On the Report of the Address in answer to the Royal Speech, which was brought; up by the Mover, Mr. W. MARTIN, being read by the Clerk of the table,

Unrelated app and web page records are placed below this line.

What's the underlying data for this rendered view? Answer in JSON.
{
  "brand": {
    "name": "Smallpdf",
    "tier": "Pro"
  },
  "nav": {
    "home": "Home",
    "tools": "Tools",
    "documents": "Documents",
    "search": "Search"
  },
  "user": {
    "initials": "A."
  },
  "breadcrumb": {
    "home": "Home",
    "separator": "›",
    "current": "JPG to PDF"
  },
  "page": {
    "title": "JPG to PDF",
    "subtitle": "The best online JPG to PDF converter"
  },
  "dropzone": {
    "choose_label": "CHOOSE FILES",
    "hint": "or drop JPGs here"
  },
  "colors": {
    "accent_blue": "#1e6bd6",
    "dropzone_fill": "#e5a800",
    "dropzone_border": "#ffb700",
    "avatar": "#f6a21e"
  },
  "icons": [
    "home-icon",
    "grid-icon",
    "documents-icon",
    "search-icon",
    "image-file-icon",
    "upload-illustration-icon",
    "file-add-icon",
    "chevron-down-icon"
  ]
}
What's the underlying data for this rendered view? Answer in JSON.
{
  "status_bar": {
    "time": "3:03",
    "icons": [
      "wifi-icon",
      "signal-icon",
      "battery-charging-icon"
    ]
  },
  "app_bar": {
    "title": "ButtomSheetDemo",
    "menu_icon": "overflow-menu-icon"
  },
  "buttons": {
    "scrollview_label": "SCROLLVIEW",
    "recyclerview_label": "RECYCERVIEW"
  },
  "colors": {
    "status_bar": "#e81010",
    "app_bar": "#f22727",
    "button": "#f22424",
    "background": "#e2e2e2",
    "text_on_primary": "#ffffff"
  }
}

said, he must complain that the only Member of the House of Commons who was furnished with a copy of the Speech from the Throne was Mr. Speaker, and that all others were dependent on the audible manner in which the right hon. Gentleman read out his copy on his return from the other House for knowing what it contained when they were called on to frame an Address in answer to it. He would beg to suggest that on all future occasions copies of the Speech should be placed in the hands of the doorkeeper, at half-past four, from whom each Member might obtain one. Formerly the morning papers were furnished with a copy of the Speech, and Members might read it there; but that practice had of late years been very properly abolished, and now hon. Members had no means of reading the Speech until the next morning. With regard to the Speech itself he wished to ask for an explanation from the noble Lord at the head of the Government of that part of it which related to the amendment of the representation. That particular sentence was not by any means clearly worded. With regard to the laws relating to real property and the Criminal Law it was clear that measures were to be introduced for their amendment, hut with regard to the reform of the representation the words of the Speech were: Your attention will be called to the laws which regulate the representation of the people in Parliament, with a view to consider what amendments may be safely and beneficially made therein. And it was not at all certain from that language whether the Government intended to bring in a Bill or not. It was apparent from the answer given last night by the noble Lord to the right hon. Member for Buckinghamshire (Mr. Disraeli) that, at all events no measure would be laid before Parliament this side of Christmas, and if no further explanation were given the people must remain in ignorance until next February whether the Government meant to introduce a Bill at all, or merely to refer the subject to a Select Committee. On the 7th of May last the noble Lord had pledged himself not only to bring in a Bill, but to bring it in at the very beginning of the Session. His words were, Her Majesty's Government admit that it will be their duty during the period which will intervene between the conclusion of the present Session and the beginning of the next to take this subject into their fullest and moat serious consideration * * * and I hope—indeed I am confident, that at the beginning of the next Session we shall be able to propose to Parliament some measure which will, we think, be calculated to meet the just expectations of the country." [3 Hansard, cxlv. 66.] If, therefore, the Cabinet, as the noble Lord had promised, had given the subject its full consideration during the four mouths which had elapsed since last Session, there was no reason why the people should be left in ignorance until February whether any changes wore to he made in the system of representation, and, if such a determination had been taken, what the changes were to be. When the noble Lord did bring his Bill forward he must not complain if, after his delay and procrastination, that House refused to be hurried into passing it without the fullest consideration.

Address agreed to:—To be presented by Privy Councillors.